  • Regardless of the content of our conversation, regardless of whether or not I agreed with what was being said, I was dismissive of an attempt my family member was making to connect with me

  • Because, in my mind, I was understanding my side as rescuer, and their side as villain




How is Jesus able to resist the drama triangle?"

  • The answer I think lies in the model and teaching he championed throughout his life:

  • Jesus is able to do it because he had fostered in his life a fuel source so rich, he didn't need to entertain the empty promises of the drama triangle's energy sources

  • His security, his ok-ness, his self-esteem, his hope for a happy future (come what may) was based in his continued experience that God would never fail to be good to him

    • As St. Paul would later put into words: that nothing could separate him from the love of God


Jesus didn't have to convince others he was under attack, he didn't have to elevate himself, and he didn't have to demonize anyone...

  • Because he was at peace already, he was in balance already, he was okay already.

  • Jesus’ inspiring actions were NOT the result of superhuman will-power to resist the drama triangle

    • It was because he had spent time receiving all the affirmation and love and care and hope he most deeply needed from God - through a lifestyle shot through with prayer and community

    • Jesus in fact thoughtfully avoided any notion of being considered superhuman, his goal was to be the most “human” human to ever live… to show humanity the fullest way to live

  • Participants in the 60s civil rights sit-ins were able to resist the Drama Triangle even as they experienced the height of cruelty NOT because of superhuman will-power

    • They were able to do it because they had spent time encouraging, supporting, training one another… they intentionally and wisely went into those sit-in experiences with fuel tanks filled up ahead of time

    • They knew full well that they never could have done it had they just tried to show up and “be non-violent”

    • Not superhumans! Far from it... College students!

    • Normal humans tapping into better resources than the fleeting promises of the Drama Triangle.


In the contentiousness of American society today, where both sides of any given divide feel “under attack” by the other side…

  • We need regular, everyday, normal humans (like us) to tap into such resources

  • To find a higher-level of peace, balance, ok-ness than we might think is possible

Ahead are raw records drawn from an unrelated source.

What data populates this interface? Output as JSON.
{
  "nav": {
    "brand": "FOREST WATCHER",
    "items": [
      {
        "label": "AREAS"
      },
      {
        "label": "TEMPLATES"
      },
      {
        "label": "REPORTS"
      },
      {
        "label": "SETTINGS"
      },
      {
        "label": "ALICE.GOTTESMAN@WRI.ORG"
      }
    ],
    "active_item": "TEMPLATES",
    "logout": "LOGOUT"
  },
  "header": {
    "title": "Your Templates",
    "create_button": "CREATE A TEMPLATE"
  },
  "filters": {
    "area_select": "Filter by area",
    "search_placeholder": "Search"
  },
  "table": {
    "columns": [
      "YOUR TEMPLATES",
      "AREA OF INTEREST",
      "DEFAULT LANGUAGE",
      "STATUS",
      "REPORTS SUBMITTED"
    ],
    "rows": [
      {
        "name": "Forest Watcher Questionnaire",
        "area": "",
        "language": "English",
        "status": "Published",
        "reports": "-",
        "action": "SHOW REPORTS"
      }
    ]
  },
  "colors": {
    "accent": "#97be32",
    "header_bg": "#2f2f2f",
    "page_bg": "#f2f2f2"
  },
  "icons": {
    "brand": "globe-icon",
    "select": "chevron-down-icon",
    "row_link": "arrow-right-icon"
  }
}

  • If you, like me, feel grieved by the gaps between religious and nonreligious, democrat and republican, conservative and liberal, majority and minority, anglo and people of color…

    • Standing for connection across these very real gaps will require major resources from you and me… it is not a comfortable effort

    • We need to know how and where to fuel up

  • Jesus’ life mission was to demonstrate that there is a good God who wants to offer this fuel

  • And the way this God does this is to give us directly all the affirmation, the love, the care, the hope we could ever need, so that we don’t need to resort to drama to try and grab at such things ourselves


Well I wonder how that proposition of receiving directly from God hits each of you?

  • Maybe you aren’t sure you’ve ever really experienced what I’m describing… you’re curious about it… but a little skeptical… or maybe a lot skeptical… like you’ve been hurt in church settings in the past

    • If that’s you, in a moment I would love to pray for you

    • That’s actually a perfectly wonderful space to be in… you don’t have to work yourself up into anything you’re not already feeling

    • Because this isn’t really something any of us do… it is something God unto us

  • Or maybe you aren’t sure you’ve ever really experienced what I’m describing because faith has always felt more like a resolve you had to come to or a conviction you had to courageously live up to

    • But you’re longing for this more peaceful sounding experience I’m talking about

    • I’d also like to pray for those of you in a moment

  • Or maybe what I’m describing sounds familiar to you.

    • And in that case in a moment I would love to pray for you too… my guess is that you, like me, are not superhuman, and your need for continued experience of God’s goodness never goes away


So… Stand with me. Let me pray for us...